Return each line of the records holding the string "JSON".

:::

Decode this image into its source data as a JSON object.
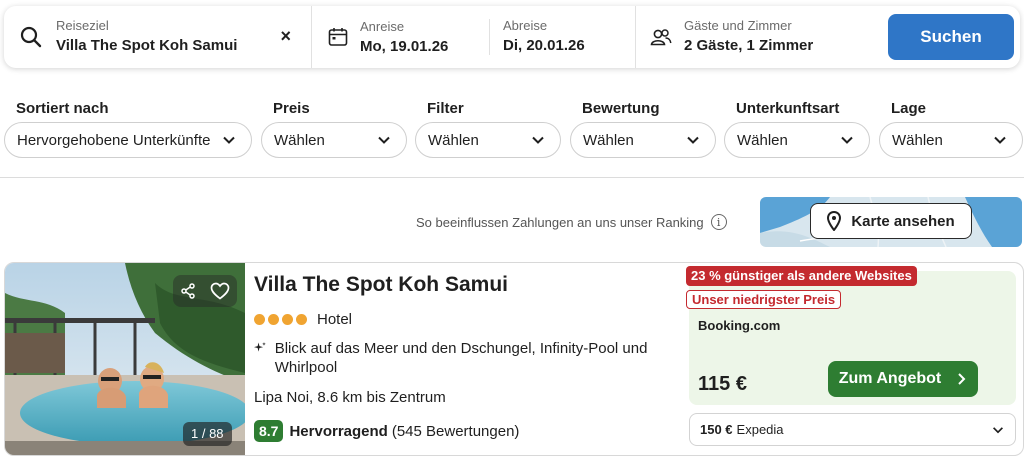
{
  "search": {
    "destination_label": "Reiseziel",
    "destination_value": "Villa The Spot Koh Samui",
    "clear_symbol": "×",
    "checkin_label": "Anreise",
    "checkin_value": "Mo, 19.01.26",
    "checkout_label": "Abreise",
    "checkout_value": "Di, 20.01.26",
    "guests_label": "Gäste und Zimmer",
    "guests_value": "2 Gäste, 1 Zimmer",
    "button_label": "Suchen",
    "button_color": "#2f76c7"
  },
  "filters": [
    {
      "title": "Sortiert nach",
      "value": "Hervorgehobene Unterkünfte"
    },
    {
      "title": "Preis",
      "value": "Wählen"
    },
    {
      "title": "Filter",
      "value": "Wählen"
    },
    {
      "title": "Bewertung",
      "value": "Wählen"
    },
    {
      "title": "Unterkunftsart",
      "value": "Wählen"
    },
    {
      "title": "Lage",
      "value": "Wählen"
    }
  ],
  "ranking_note": "So beeinflussen Zahlungen an uns unser Ranking",
  "info_symbol": "i",
  "map_button_label": "Karte ansehen",
  "hotel": {
    "name": "Villa The Spot Koh Samui",
    "star_count": 4,
    "type": "Hotel",
    "feature": "Blick auf das Meer und den Dschungel, Infinity-Pool und Whirlpool",
    "location": "Lipa Noi, 8.6 km bis Zentrum",
    "score": "8.7",
    "rating_word": "Hervorragend",
    "reviews": "(545 Bewertungen)",
    "photo_counter": "1 / 88"
  },
  "deal": {
    "badge_discount": "23 % günstiger als andere Websites",
    "badge_lowest": "Unser niedrigster Preis",
    "provider": "Booking.com",
    "price": "115 €",
    "button_label": "Zum Angebot",
    "alt_price": "150 €",
    "alt_provider": "Expedia",
    "accent_green": "#2e7d32",
    "badge_red": "#c42a2f"
  }
}
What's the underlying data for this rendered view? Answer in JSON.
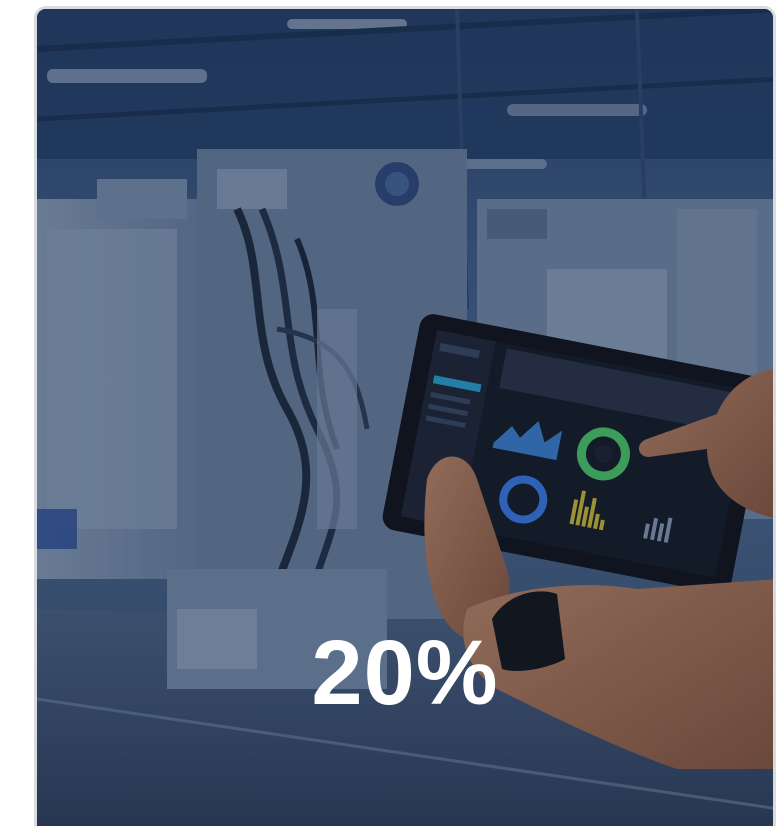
{
  "stat": {
    "value": "20%"
  },
  "image": {
    "description_icon": "factory-tablet-photo"
  },
  "colors": {
    "overlay": "#1e2d4a",
    "text": "#ffffff"
  }
}
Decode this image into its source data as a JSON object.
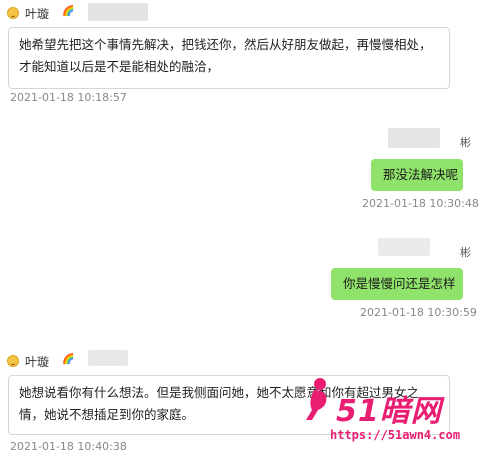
{
  "messages": [
    {
      "side": "left",
      "sender": "叶璇",
      "text_lines": [
        "她希望先把这个事情先解决，把钱还你，然后从好朋友做起，再慢慢相处，",
        "才能知道以后是不是能相处的融洽，"
      ],
      "time": "2021-01-18 10:18:57"
    },
    {
      "side": "right",
      "sender": "彬",
      "text": "那没法解决呢",
      "time": "2021-01-18 10:30:48"
    },
    {
      "side": "right",
      "sender": "彬",
      "text": "你是慢慢问还是怎样",
      "time": "2021-01-18 10:30:59"
    },
    {
      "side": "left",
      "sender": "叶璇",
      "text_lines": [
        "她想说看你有什么想法。但是我侧面问她，她不太愿意和你有超过男女之",
        "情，她说不想插足到你的家庭。"
      ],
      "time": "2021-01-18 10:40:38"
    }
  ],
  "emoji": {
    "face": "smiling-face",
    "rainbow": "🌈"
  },
  "colors": {
    "bubble_right": "#8fe26a",
    "watermark": "#e91e73"
  },
  "watermark": {
    "logo": "51暗网",
    "url": "https://51awn4.com"
  }
}
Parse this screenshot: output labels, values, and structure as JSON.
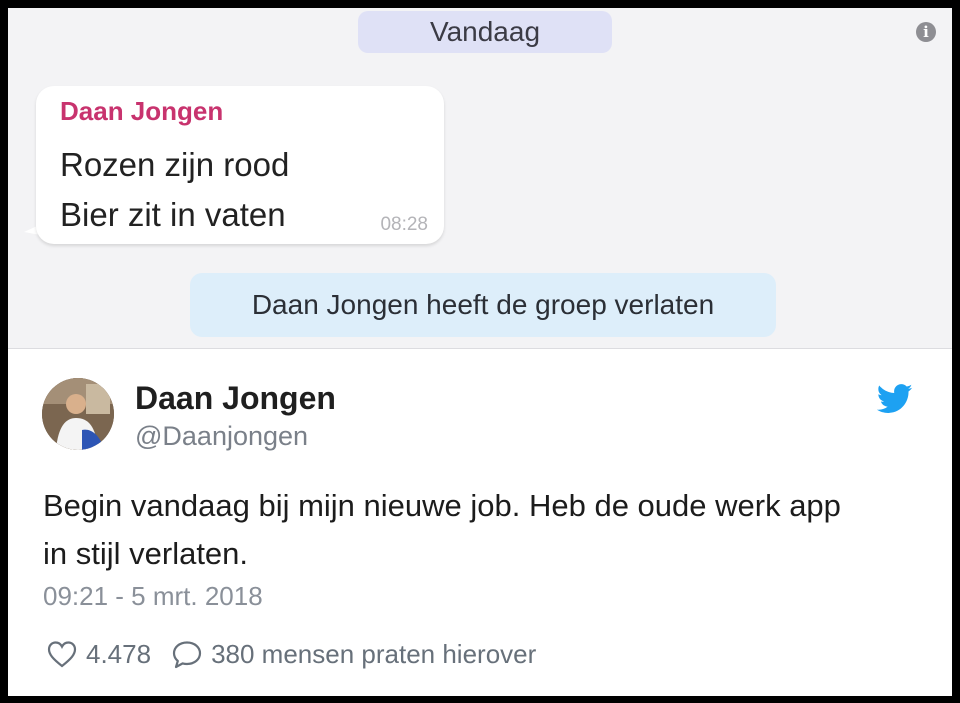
{
  "chat": {
    "date_label": "Vandaag",
    "message": {
      "sender": "Daan Jongen",
      "lines": [
        "Rozen zijn rood",
        "Bier zit in vaten"
      ],
      "time": "08:28"
    },
    "system_notice": "Daan Jongen heeft de groep verlaten",
    "info_icon": "info-icon"
  },
  "tweet": {
    "author_name": "Daan Jongen",
    "author_handle": "@Daanjongen",
    "text_line1": "Begin vandaag bij mijn nieuwe job. Heb de oude werk app",
    "text_line2": "in stijl verlaten.",
    "timestamp": "09:21 - 5 mrt. 2018",
    "likes": "4.478",
    "replies_label": "380 mensen praten hierover",
    "icons": {
      "brand": "twitter-bird-icon",
      "like": "heart-icon",
      "reply": "speech-bubble-icon"
    }
  },
  "colors": {
    "sender": "#c8336e",
    "date_pill": "#dfe1f6",
    "system_pill": "#ddeefa",
    "twitter_blue": "#1da1f2"
  }
}
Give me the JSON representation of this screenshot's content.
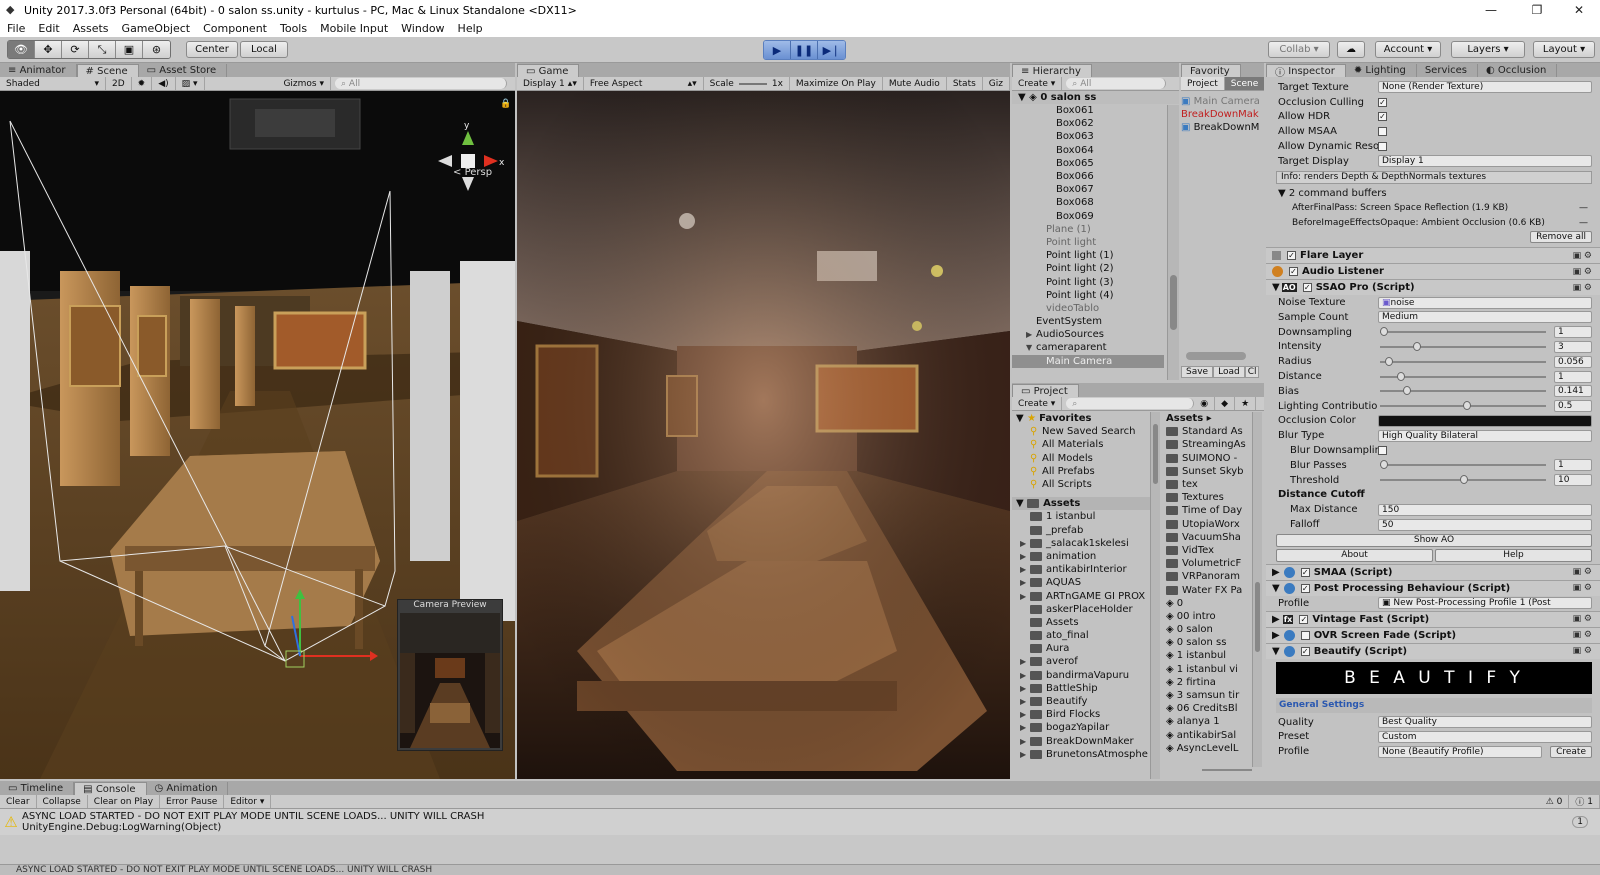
{
  "window": {
    "title": "Unity 2017.3.0f3 Personal (64bit) - 0 salon ss.unity - kurtulus - PC, Mac & Linux Standalone <DX11>"
  },
  "menu": [
    "File",
    "Edit",
    "Assets",
    "GameObject",
    "Component",
    "Tools",
    "Mobile Input",
    "Window",
    "Help"
  ],
  "toolbar": {
    "pivot": "Center",
    "space": "Local",
    "collab": "Collab",
    "account": "Account",
    "layers": "Layers",
    "layout": "Layout"
  },
  "scene_panel": {
    "tabs": [
      "Animator",
      "Scene",
      "Asset Store"
    ],
    "shading": "Shaded",
    "mode_2d": "2D",
    "gizmos": "Gizmos",
    "search_placeholder": "All",
    "persp": "Persp",
    "camera_preview_label": "Camera Preview"
  },
  "game_panel": {
    "tab": "Game",
    "display": "Display 1",
    "aspect": "Free Aspect",
    "scale_label": "Scale",
    "scale_value": "1x",
    "buttons": [
      "Maximize On Play",
      "Mute Audio",
      "Stats",
      "Giz"
    ]
  },
  "hierarchy": {
    "tab": "Hierarchy",
    "create": "Create",
    "search_placeholder": "All",
    "scene_name": "0 salon ss",
    "rows": [
      {
        "label": "Box061",
        "indent": 4,
        "dim": false
      },
      {
        "label": "Box062",
        "indent": 4,
        "dim": false
      },
      {
        "label": "Box063",
        "indent": 4,
        "dim": false
      },
      {
        "label": "Box064",
        "indent": 4,
        "dim": false
      },
      {
        "label": "Box065",
        "indent": 4,
        "dim": false
      },
      {
        "label": "Box066",
        "indent": 4,
        "dim": false
      },
      {
        "label": "Box067",
        "indent": 4,
        "dim": false
      },
      {
        "label": "Box068",
        "indent": 4,
        "dim": false
      },
      {
        "label": "Box069",
        "indent": 4,
        "dim": false
      },
      {
        "label": "Plane (1)",
        "indent": 3,
        "dim": true
      },
      {
        "label": "Point light",
        "indent": 3,
        "dim": true
      },
      {
        "label": "Point light (1)",
        "indent": 3,
        "dim": false
      },
      {
        "label": "Point light (2)",
        "indent": 3,
        "dim": false
      },
      {
        "label": "Point light (3)",
        "indent": 3,
        "dim": false
      },
      {
        "label": "Point light (4)",
        "indent": 3,
        "dim": false
      },
      {
        "label": "videoTablo",
        "indent": 3,
        "dim": true
      },
      {
        "label": "EventSystem",
        "indent": 2,
        "dim": false
      },
      {
        "label": "AudioSources",
        "indent": 2,
        "dim": false,
        "fold": "▶"
      },
      {
        "label": "cameraparent",
        "indent": 2,
        "dim": false,
        "fold": "▼"
      },
      {
        "label": "Main Camera",
        "indent": 3,
        "dim": false,
        "selected": true
      }
    ]
  },
  "favority": {
    "tab": "Favority",
    "subtabs": [
      "Project",
      "Scene"
    ],
    "items": [
      "Main Camera",
      "BreakDownMak",
      "BreakDownM"
    ],
    "buttons": [
      "Save",
      "Load",
      "Cl"
    ]
  },
  "project": {
    "tab": "Project",
    "create": "Create",
    "favorites_label": "Favorites",
    "favorites": [
      "New Saved Search",
      "All Materials",
      "All Models",
      "All Prefabs",
      "All Scripts"
    ],
    "assets_label": "Assets",
    "folders": [
      "1 istanbul",
      "_prefab",
      "_salacak1skelesi",
      "animation",
      "antikabirInterior",
      "AQUAS",
      "ARTnGAME GI PROX",
      "askerPlaceHolder",
      "Assets",
      "ato_final",
      "Aura",
      "averof",
      "bandirmaVapuru",
      "BattleShip",
      "Beautify",
      "Bird Flocks",
      "bogazYapilar",
      "BreakDownMaker",
      "BrunetonsAtmosphe"
    ],
    "right_header": "Assets ▸",
    "right_items": [
      "Standard As",
      "StreamingAs",
      "SUIMONO -",
      "Sunset Skyb",
      "tex",
      "Textures",
      "Time of Day",
      "UtopiaWorx",
      "VacuumSha",
      "VidTex",
      "VolumetricF",
      "VRPanoram",
      "Water FX Pa",
      "0",
      "00 intro",
      "0 salon",
      "0 salon ss",
      "1 istanbul",
      "1 istanbul vi",
      "2 firtina",
      "3 samsun tir",
      "06 CreditsBl",
      "alanya 1",
      "antikabirSal",
      "AsyncLevelL"
    ]
  },
  "inspector": {
    "tabs": [
      "Inspector",
      "Lighting",
      "Services",
      "Occlusion"
    ],
    "top_rows": [
      {
        "label": "Target Texture",
        "value": "None (Render Texture)"
      },
      {
        "label": "Occlusion Culling",
        "check": true
      },
      {
        "label": "Allow HDR",
        "check": true
      },
      {
        "label": "Allow MSAA",
        "check": false
      },
      {
        "label": "Allow Dynamic Resolutio",
        "check": false
      },
      {
        "label": "Target Display",
        "value": "Display 1"
      }
    ],
    "info": "Info: renders Depth & DepthNormals textures",
    "buffers_label": "2 command buffers",
    "buffers": [
      {
        "name": "AfterFinalPass: Screen Space Reflection (1.9 KB)"
      },
      {
        "name": "BeforeImageEffectsOpaque: Ambient Occlusion (0.6 KB)"
      }
    ],
    "remove_all": "Remove all",
    "components_a": [
      "Flare Layer",
      "Audio Listener",
      "SSAO Pro (Script)"
    ],
    "ssao": [
      {
        "label": "Noise Texture",
        "value": "noise"
      },
      {
        "label": "Sample Count",
        "value": "Medium"
      },
      {
        "label": "Downsampling",
        "num": "1",
        "pos": 0.0
      },
      {
        "label": "Intensity",
        "num": "3",
        "pos": 0.2
      },
      {
        "label": "Radius",
        "num": "0.056",
        "pos": 0.03
      },
      {
        "label": "Distance",
        "num": "1",
        "pos": 0.1
      },
      {
        "label": "Bias",
        "num": "0.141",
        "pos": 0.14
      },
      {
        "label": "Lighting Contribution",
        "num": "0.5",
        "pos": 0.5
      },
      {
        "label": "Occlusion Color",
        "color": "#111111"
      },
      {
        "label": "Blur Type",
        "value": "High Quality Bilateral"
      },
      {
        "label": "Blur Downsampling",
        "check": false,
        "sub": true
      },
      {
        "label": "Blur Passes",
        "num": "1",
        "pos": 0.0,
        "sub": true
      },
      {
        "label": "Threshold",
        "num": "10",
        "pos": 0.48,
        "sub": true
      }
    ],
    "distance_cutoff": "Distance Cutoff",
    "cutoff_rows": [
      {
        "label": "Max Distance",
        "value": "150"
      },
      {
        "label": "Falloff",
        "value": "50"
      }
    ],
    "show_ao": "Show AO",
    "about": "About",
    "help": "Help",
    "components_b": [
      {
        "name": "SMAA (Script)",
        "check": true
      },
      {
        "name": "Post Processing Behaviour (Script)",
        "check": true
      }
    ],
    "profile_label": "Profile",
    "profile_value": "New Post-Processing Profile 1 (Post",
    "components_c": [
      {
        "name": "Vintage Fast (Script)",
        "check": true
      },
      {
        "name": "OVR Screen Fade (Script)",
        "check": false
      },
      {
        "name": "Beautify (Script)",
        "check": true
      }
    ],
    "beautify_banner": "B E A U T I F Y",
    "general_settings": "General Settings",
    "beautify_rows": [
      {
        "label": "Quality",
        "value": "Best Quality"
      },
      {
        "label": "Preset",
        "value": "Custom"
      },
      {
        "label": "Profile",
        "value": "None (Beautify Profile)"
      }
    ],
    "create": "Create"
  },
  "bottom": {
    "tabs": [
      "Timeline",
      "Console",
      "Animation"
    ],
    "buttons": [
      "Clear",
      "Collapse",
      "Clear on Play",
      "Error Pause",
      "Editor"
    ],
    "message_line1": "ASYNC LOAD STARTED - DO NOT EXIT PLAY MODE UNTIL SCENE LOADS... UNITY WILL CRASH",
    "message_line2": "UnityEngine.Debug:LogWarning(Object)",
    "count_warn": "0",
    "count_error": "1",
    "count_badge": "1",
    "status": "ASYNC LOAD STARTED - DO NOT EXIT PLAY MODE UNTIL SCENE LOADS... UNITY WILL CRASH"
  },
  "colors": {
    "accent_blue": "#3d6fd0",
    "play_blue": "#7b9fe0",
    "panel_bg": "#c2c2c2",
    "warning": "#e6b800"
  }
}
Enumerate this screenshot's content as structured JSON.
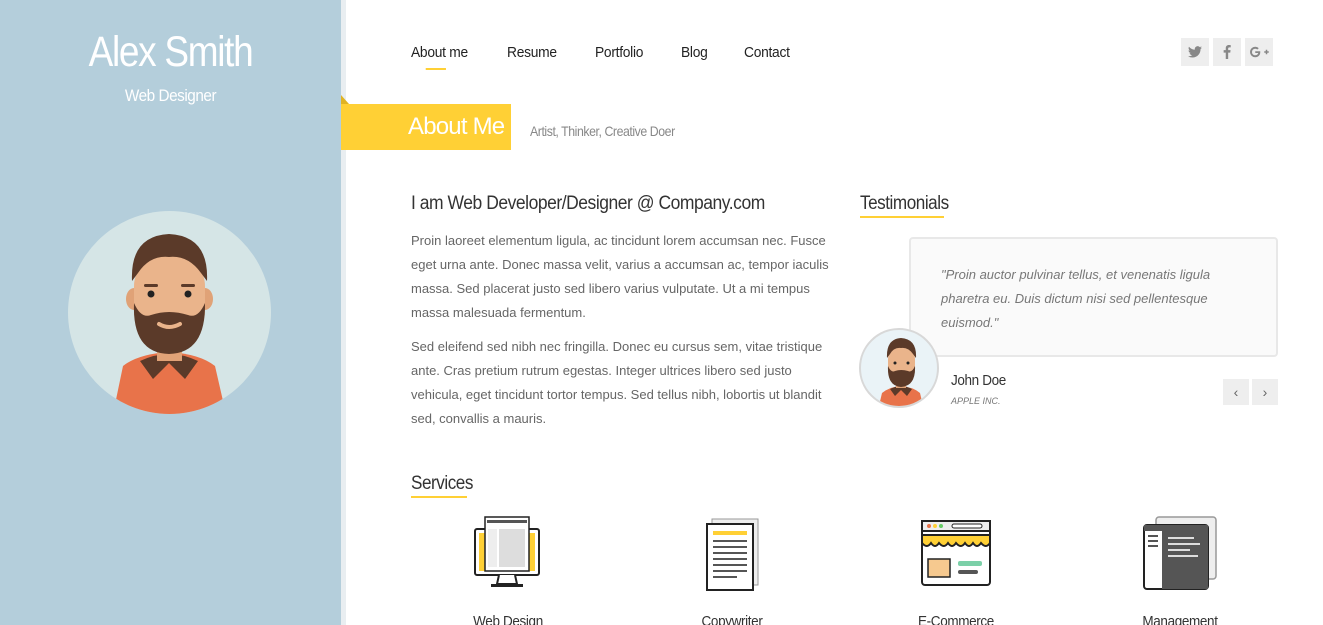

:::

# COMPLETED TASK
Decode this image into its source data as a JSON object.
What's the underlying data for this rendered view? Answer in JSON.
Decode this image into its source data as a JSON object.
Parse this screenshot: output labels, values, and structure as JSON.
Give me the JSON representation of this screenshot's content.
Enumerate this screenshot's content as structured JSON.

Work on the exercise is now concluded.